More often than we’d like to admit, foreign policy is decided on an ad hoc basis: sometimes pragmatic, sometimes panicked, rarely principled. Since the end of the Cold War this has only increased. The certainties of old fell away as the Berlin Wall crumbled, particularly for the centre-left. As the world has changed, the UK centre-left has struggled to build a new foreign-policy philosophy.
There have been attempts in the past two decades to solve this conundrum. In the late 1990s, two of the UK Labour party’s biggest beasts laid out overlapping visions. Robin Cook, then foreign secretary, argued for foreign policy with “an ethical dimension”, one where the government no longer did deals with dictators. A year later Tony Blair argued for “liberal interventionism”, making the case that western democracies should be prepared to use force to protect democracy elsewhere. Cook’s ethical dimension fell apart when it emerged that Britain was still selling jets to Indonesian dictator Suharto. Blair’s doctrine lasted longer – until the war of choice in Iraq.
Which brings us to Syria – and further confusion. During the emergency parliamentary debate on Syria earlier this year the Labour leader, Ed Miliband, seemed keener on inflicting a defeat on David Cameron than finding a solution to a civil war. There was a collective wringing of hands and shrugging of shoulders, an attitude as understandable as it is troubling. With no underlying principles, foreign policy becomes a series of pragmatic day-to-day decisions, or non-decisions.
Despite these failures, I would argue that both Blair and Cook were right. 800,000 Rwandans would have preferred a western military intervention. Five million Congolese would too. Kosovars seem to think the 78-day bombing campaign against Slobodan Milosevic was worth it. Sierra Leoneans are pretty happy the Brits helped to get rid of Charles Taylor.
Foreign policy can be ethical, too. On the issue of weapons sales there is no reason why not. Don’t sell arms to dictators. Ever.

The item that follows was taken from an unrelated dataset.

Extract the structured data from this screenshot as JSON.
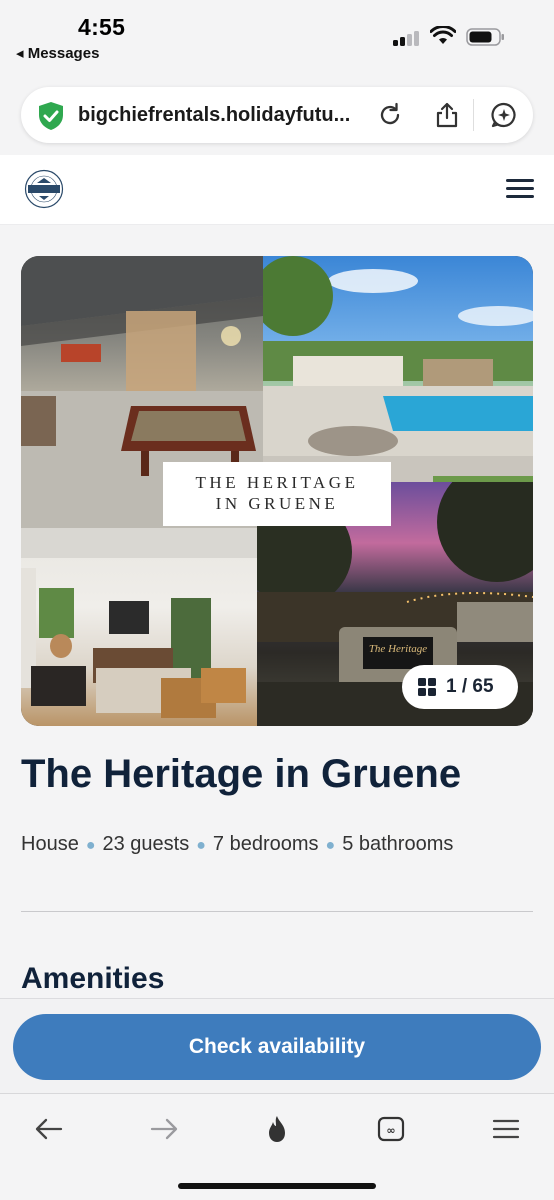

Not a single tear-gas canister or rubber bullet. It’s a simple policy and it’s right.
The arguments against such a move are appalling amoral: there are UK jobs at risk and other countries will sell them instead so it might as well be us. When people calling for freedom are shot and killed by guns made in UK factories, is that something to be proud of?
There’s something else that needs to be pushed through: reform of the UN Security Council. China and Russia should not be able to block action against fellow autocracies. Then there’s the UN army, supposedly ready to intervene in conflicts around the world. In reality, UN peacekeeping operations are underfunded nightmares. It is here that the UK can make a positive difference: a UK-led UN intervention in the Democratic Republic of Congo would have more impact than the current mix of developing world armies.
It boils down to the fact that there is nothing wrong with a principled foreign policy. It doesn’t just have to mean a list of things a country won’t do. It can be positive. It can make a difference.
Steve Bloomfield is Monocle's foreign editor.